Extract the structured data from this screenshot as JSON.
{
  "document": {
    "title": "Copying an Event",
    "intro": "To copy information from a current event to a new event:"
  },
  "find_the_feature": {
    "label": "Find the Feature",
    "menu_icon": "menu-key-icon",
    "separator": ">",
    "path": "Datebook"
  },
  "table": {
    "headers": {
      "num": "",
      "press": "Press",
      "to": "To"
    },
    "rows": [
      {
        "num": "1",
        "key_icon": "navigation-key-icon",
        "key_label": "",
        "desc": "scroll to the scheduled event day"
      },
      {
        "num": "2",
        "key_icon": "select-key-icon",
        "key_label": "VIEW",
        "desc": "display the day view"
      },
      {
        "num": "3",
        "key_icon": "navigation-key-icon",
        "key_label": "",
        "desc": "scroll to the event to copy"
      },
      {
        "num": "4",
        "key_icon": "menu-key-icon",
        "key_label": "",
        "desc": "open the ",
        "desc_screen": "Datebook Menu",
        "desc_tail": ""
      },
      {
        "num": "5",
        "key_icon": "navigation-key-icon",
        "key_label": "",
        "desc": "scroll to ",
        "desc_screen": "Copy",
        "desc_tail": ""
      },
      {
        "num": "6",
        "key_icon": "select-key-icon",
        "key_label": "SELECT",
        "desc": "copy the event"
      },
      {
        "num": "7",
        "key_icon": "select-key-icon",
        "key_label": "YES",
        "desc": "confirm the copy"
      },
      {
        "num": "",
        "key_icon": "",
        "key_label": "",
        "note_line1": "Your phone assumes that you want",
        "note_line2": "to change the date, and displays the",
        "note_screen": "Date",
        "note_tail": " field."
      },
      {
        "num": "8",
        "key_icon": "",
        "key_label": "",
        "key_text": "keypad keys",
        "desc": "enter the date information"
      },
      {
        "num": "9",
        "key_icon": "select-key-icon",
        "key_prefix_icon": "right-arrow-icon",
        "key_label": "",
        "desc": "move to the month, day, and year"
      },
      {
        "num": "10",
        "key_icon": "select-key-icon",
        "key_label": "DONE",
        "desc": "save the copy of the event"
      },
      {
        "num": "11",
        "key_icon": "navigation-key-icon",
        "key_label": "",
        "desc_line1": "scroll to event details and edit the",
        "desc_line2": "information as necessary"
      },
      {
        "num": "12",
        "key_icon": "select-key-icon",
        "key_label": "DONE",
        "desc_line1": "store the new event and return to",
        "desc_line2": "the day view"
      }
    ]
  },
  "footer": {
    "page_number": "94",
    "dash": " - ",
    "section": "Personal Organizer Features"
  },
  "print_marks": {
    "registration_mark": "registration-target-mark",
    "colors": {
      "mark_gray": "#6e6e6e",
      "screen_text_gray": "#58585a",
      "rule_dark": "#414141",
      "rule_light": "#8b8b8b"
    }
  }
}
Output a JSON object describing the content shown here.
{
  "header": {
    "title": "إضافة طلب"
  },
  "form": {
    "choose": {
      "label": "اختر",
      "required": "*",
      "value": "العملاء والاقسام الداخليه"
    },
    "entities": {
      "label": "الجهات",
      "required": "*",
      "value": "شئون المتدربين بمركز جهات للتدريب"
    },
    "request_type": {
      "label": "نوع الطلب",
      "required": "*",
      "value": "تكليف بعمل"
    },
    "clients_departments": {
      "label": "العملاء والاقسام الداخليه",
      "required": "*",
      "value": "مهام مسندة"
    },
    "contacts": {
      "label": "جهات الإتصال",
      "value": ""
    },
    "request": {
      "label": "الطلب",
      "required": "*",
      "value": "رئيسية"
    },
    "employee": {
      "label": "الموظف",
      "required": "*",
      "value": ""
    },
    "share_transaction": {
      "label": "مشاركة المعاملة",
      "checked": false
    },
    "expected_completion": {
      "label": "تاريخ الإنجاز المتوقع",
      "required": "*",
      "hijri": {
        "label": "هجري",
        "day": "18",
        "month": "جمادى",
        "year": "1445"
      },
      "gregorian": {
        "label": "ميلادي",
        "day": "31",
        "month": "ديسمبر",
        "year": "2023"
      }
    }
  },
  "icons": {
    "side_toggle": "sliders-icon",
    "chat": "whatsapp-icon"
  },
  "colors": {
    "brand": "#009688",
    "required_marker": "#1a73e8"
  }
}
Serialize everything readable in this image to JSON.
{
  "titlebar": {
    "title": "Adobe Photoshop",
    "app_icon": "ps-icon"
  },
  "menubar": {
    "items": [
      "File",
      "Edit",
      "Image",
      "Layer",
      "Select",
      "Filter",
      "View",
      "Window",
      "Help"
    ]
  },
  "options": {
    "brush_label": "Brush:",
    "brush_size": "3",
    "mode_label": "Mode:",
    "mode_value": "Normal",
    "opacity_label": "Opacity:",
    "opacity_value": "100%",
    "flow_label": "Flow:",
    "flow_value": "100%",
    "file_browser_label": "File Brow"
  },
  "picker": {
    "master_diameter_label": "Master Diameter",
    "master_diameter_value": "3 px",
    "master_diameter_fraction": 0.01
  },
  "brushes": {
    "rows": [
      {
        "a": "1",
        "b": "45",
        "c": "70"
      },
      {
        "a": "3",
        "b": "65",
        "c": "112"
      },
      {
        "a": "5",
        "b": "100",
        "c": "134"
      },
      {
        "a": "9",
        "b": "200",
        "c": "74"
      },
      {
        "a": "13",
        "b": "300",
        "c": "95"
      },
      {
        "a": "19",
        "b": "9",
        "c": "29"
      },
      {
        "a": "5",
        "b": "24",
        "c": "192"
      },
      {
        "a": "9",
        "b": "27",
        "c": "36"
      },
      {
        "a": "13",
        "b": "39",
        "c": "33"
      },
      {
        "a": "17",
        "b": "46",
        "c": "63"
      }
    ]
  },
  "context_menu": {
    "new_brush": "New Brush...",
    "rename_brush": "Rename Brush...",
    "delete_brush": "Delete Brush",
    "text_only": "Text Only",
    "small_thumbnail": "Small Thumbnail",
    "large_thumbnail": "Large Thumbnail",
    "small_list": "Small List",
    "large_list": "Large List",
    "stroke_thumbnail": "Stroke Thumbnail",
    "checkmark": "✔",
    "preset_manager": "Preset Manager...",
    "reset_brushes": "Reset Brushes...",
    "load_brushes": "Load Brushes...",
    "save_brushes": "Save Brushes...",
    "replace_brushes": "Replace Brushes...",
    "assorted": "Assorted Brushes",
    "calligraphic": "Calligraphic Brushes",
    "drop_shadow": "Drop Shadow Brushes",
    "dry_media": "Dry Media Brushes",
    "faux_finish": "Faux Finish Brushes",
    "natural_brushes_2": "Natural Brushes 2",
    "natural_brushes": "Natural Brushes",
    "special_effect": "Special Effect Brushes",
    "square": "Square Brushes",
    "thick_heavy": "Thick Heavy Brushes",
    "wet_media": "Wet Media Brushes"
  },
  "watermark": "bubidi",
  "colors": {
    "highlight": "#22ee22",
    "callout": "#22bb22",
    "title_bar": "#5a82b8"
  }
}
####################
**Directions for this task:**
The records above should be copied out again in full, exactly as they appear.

**Finished exercise:**
Extract the structured data from this screenshot as JSON.
{
  "document": {
    "title": "Copying an Event",
    "intro": "To copy information from a current event to a new event:"
  },
  "find_the_feature": {
    "label": "Find the Feature",
    "menu_icon": "menu-key-icon",
    "separator": ">",
    "path": "Datebook"
  },
  "table": {
    "headers": {
      "num": "",
      "press": "Press",
      "to": "To"
    },
    "rows": [
      {
        "num": "1",
        "key_icon": "navigation-key-icon",
        "key_label": "",
        "desc": "scroll to the scheduled event day"
      },
      {
        "num": "2",
        "key_icon": "select-key-icon",
        "key_label": "VIEW",
        "desc": "display the day view"
      },
      {
        "num": "3",
        "key_icon": "navigation-key-icon",
        "key_label": "",
        "desc": "scroll to the event to copy"
      },
      {
        "num": "4",
        "key_icon": "menu-key-icon",
        "key_label": "",
        "desc": "open the ",
        "desc_screen": "Datebook Menu",
        "desc_tail": ""
      },
      {
        "num": "5",
        "key_icon": "navigation-key-icon",
        "key_label": "",
        "desc": "scroll to ",
        "desc_screen": "Copy",
        "desc_tail": ""
      },
      {
        "num": "6",
        "key_icon": "select-key-icon",
        "key_label": "SELECT",
        "desc": "copy the event"
      },
      {
        "num": "7",
        "key_icon": "select-key-icon",
        "key_label": "YES",
        "desc": "confirm the copy"
      },
      {
        "num": "",
        "key_icon": "",
        "key_label": "",
        "note_line1": "Your phone assumes that you want",
        "note_line2": "to change the date, and displays the",
        "note_screen": "Date",
        "note_tail": " field."
      },
      {
        "num": "8",
        "key_icon": "",
        "key_label": "",
        "key_text": "keypad keys",
        "desc": "enter the date information"
      },
      {
        "num": "9",
        "key_icon": "select-key-icon",
        "key_prefix_icon": "right-arrow-icon",
        "key_label": "",
        "desc": "move to the month, day, and year"
      },
      {
        "num": "10",
        "key_icon": "select-key-icon",
        "key_label": "DONE",
        "desc": "save the copy of the event"
      },
      {
        "num": "11",
        "key_icon": "navigation-key-icon",
        "key_label": "",
        "desc_line1": "scroll to event details and edit the",
        "desc_line2": "information as necessary"
      },
      {
        "num": "12",
        "key_icon": "select-key-icon",
        "key_label": "DONE",
        "desc_line1": "store the new event and return to",
        "desc_line2": "the day view"
      }
    ]
  },
  "footer": {
    "page_number": "94",
    "dash": " - ",
    "section": "Personal Organizer Features"
  },
  "print_marks": {
    "registration_mark": "registration-target-mark",
    "colors": {
      "mark_gray": "#6e6e6e",
      "screen_text_gray": "#58585a",
      "rule_dark": "#414141",
      "rule_light": "#8b8b8b"
    }
  }
}
Output a JSON object describing the content shown here.
{
  "header": {
    "title": "إضافة طلب"
  },
  "form": {
    "choose": {
      "label": "اختر",
      "required": "*",
      "value": "العملاء والاقسام الداخليه"
    },
    "entities": {
      "label": "الجهات",
      "required": "*",
      "value": "شئون المتدربين بمركز جهات للتدريب"
    },
    "request_type": {
      "label": "نوع الطلب",
      "required": "*",
      "value": "تكليف بعمل"
    },
    "clients_departments": {
      "label": "العملاء والاقسام الداخليه",
      "required": "*",
      "value": "مهام مسندة"
    },
    "contacts": {
      "label": "جهات الإتصال",
      "value": ""
    },
    "request": {
      "label": "الطلب",
      "required": "*",
      "value": "رئيسية"
    },
    "employee": {
      "label": "الموظف",
      "required": "*",
      "value": ""
    },
    "share_transaction": {
      "label": "مشاركة المعاملة",
      "checked": false
    },
    "expected_completion": {
      "label": "تاريخ الإنجاز المتوقع",
      "required": "*",
      "hijri": {
        "label": "هجري",
        "day": "18",
        "month": "جمادى",
        "year": "1445"
      },
      "gregorian": {
        "label": "ميلادي",
        "day": "31",
        "month": "ديسمبر",
        "year": "2023"
      }
    }
  },
  "icons": {
    "side_toggle": "sliders-icon",
    "chat": "whatsapp-icon"
  },
  "colors": {
    "brand": "#009688",
    "required_marker": "#1a73e8"
  }
}
Serialize everything readable in this image to JSON.
{
  "titlebar": {
    "title": "Adobe Photoshop",
    "app_icon": "ps-icon"
  },
  "menubar": {
    "items": [
      "File",
      "Edit",
      "Image",
      "Layer",
      "Select",
      "Filter",
      "View",
      "Window",
      "Help"
    ]
  },
  "options": {
    "brush_label": "Brush:",
    "brush_size": "3",
    "mode_label": "Mode:",
    "mode_value": "Normal",
    "opacity_label": "Opacity:",
    "opacity_value": "100%",
    "flow_label": "Flow:",
    "flow_value": "100%",
    "file_browser_label": "File Brow"
  },
  "picker": {
    "master_diameter_label": "Master Diameter",
    "master_diameter_value": "3 px",
    "master_diameter_fraction": 0.01
  },
  "brushes": {
    "rows": [
      {
        "a": "1",
        "b": "45",
        "c": "70"
      },
      {
        "a": "3",
        "b": "65",
        "c": "112"
      },
      {
        "a": "5",
        "b": "100",
        "c": "134"
      },
      {
        "a": "9",
        "b": "200",
        "c": "74"
      },
      {
        "a": "13",
        "b": "300",
        "c": "95"
      },
      {
        "a": "19",
        "b": "9",
        "c": "29"
      },
      {
        "a": "5",
        "b": "24",
        "c": "192"
      },
      {
        "a": "9",
        "b": "27",
        "c": "36"
      },
      {
        "a": "13",
        "b": "39",
        "c": "33"
      },
      {
        "a": "17",
        "b": "46",
        "c": "63"
      }
    ]
  },
  "context_menu": {
    "new_brush": "New Brush...",
    "rename_brush": "Rename Brush...",
    "delete_brush": "Delete Brush",
    "text_only": "Text Only",
    "small_thumbnail": "Small Thumbnail",
    "large_thumbnail": "Large Thumbnail",
    "small_list": "Small List",
    "large_list": "Large List",
    "stroke_thumbnail": "Stroke Thumbnail",
    "checkmark": "✔",
    "preset_manager": "Preset Manager...",
    "reset_brushes": "Reset Brushes...",
    "load_brushes": "Load Brushes...",
    "save_brushes": "Save Brushes...",
    "replace_brushes": "Replace Brushes...",
    "assorted": "Assorted Brushes",
    "calligraphic": "Calligraphic Brushes",
    "drop_shadow": "Drop Shadow Brushes",
    "dry_media": "Dry Media Brushes",
    "faux_finish": "Faux Finish Brushes",
    "natural_brushes_2": "Natural Brushes 2",
    "natural_brushes": "Natural Brushes",
    "special_effect": "Special Effect Brushes",
    "square": "Square Brushes",
    "thick_heavy": "Thick Heavy Brushes",
    "wet_media": "Wet Media Brushes"
  },
  "watermark": "bubidi",
  "colors": {
    "highlight": "#22ee22",
    "callout": "#22bb22",
    "title_bar": "#5a82b8"
  }
}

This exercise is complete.